▶ [WORK TO BE COMPLETED] Check every line in the listing below for "Find". Copy the ones where it occurs.

▶ [SUPPLIED DATA]
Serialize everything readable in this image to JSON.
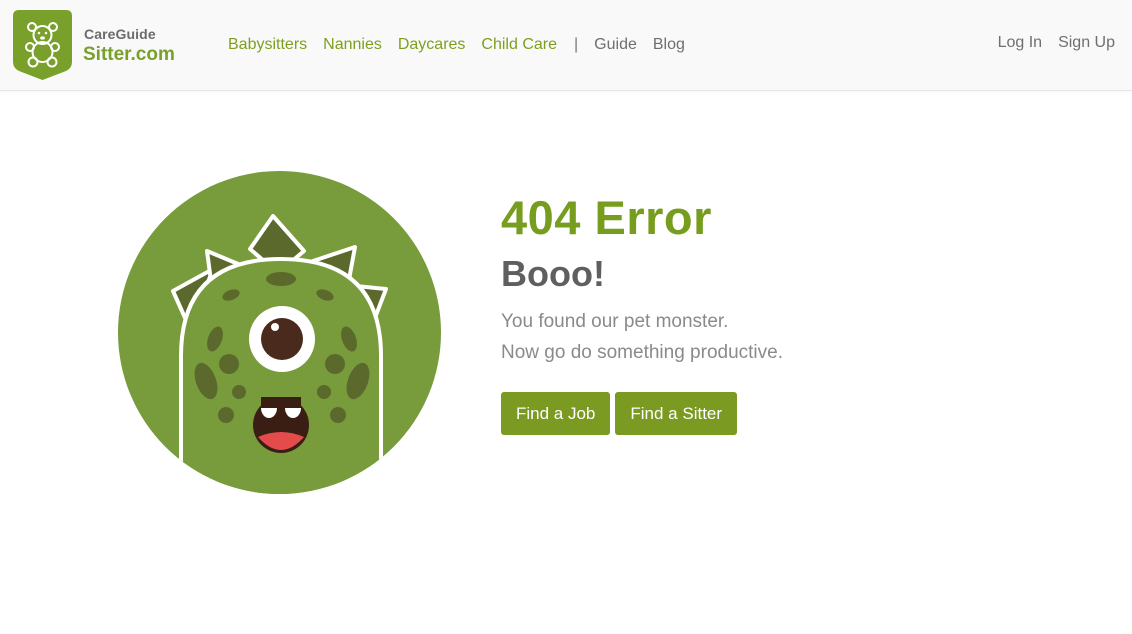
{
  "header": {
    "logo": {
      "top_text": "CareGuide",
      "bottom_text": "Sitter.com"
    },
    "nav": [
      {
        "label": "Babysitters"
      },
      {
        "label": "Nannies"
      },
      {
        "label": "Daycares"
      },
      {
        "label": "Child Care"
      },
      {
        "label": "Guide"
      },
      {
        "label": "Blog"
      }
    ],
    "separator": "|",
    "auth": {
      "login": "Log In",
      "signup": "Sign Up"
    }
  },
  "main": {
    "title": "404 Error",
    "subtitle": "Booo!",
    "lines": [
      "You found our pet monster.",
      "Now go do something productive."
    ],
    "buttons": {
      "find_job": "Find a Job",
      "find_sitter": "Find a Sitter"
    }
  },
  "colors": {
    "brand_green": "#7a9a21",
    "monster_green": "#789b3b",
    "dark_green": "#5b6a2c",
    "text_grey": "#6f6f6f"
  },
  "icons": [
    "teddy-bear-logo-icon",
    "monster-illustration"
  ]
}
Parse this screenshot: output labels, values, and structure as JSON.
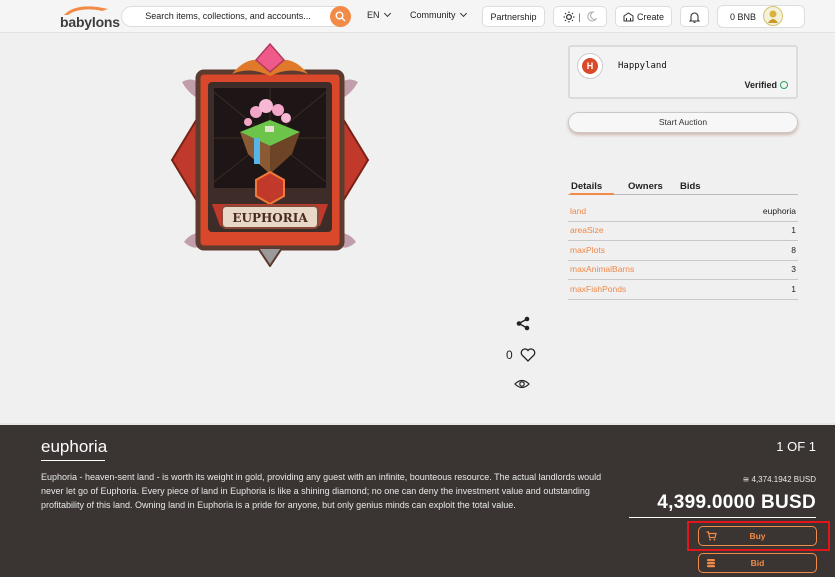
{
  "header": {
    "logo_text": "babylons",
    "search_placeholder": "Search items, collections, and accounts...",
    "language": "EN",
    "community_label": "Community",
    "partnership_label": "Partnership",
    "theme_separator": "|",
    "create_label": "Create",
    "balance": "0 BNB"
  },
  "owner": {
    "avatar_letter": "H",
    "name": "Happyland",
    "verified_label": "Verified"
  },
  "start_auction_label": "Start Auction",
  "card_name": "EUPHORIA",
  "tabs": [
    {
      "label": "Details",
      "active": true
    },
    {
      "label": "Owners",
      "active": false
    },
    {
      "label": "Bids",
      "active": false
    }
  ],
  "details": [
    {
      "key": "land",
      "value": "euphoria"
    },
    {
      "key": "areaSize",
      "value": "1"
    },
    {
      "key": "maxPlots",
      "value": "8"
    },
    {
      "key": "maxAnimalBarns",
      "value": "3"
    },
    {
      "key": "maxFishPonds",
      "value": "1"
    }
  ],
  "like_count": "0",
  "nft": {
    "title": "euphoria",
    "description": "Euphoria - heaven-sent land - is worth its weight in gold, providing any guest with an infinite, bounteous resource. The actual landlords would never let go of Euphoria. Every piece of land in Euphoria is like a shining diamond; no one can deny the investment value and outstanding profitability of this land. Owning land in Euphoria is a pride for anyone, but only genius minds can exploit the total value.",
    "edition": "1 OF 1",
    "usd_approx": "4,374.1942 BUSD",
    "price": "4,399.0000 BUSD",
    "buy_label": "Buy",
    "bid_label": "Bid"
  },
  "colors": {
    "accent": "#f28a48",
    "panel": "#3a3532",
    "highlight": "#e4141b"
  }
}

▶ [RESULT OF THE TASK]
      "find_job": "Find a Job",
      "find_sitter": "Find a Sitter"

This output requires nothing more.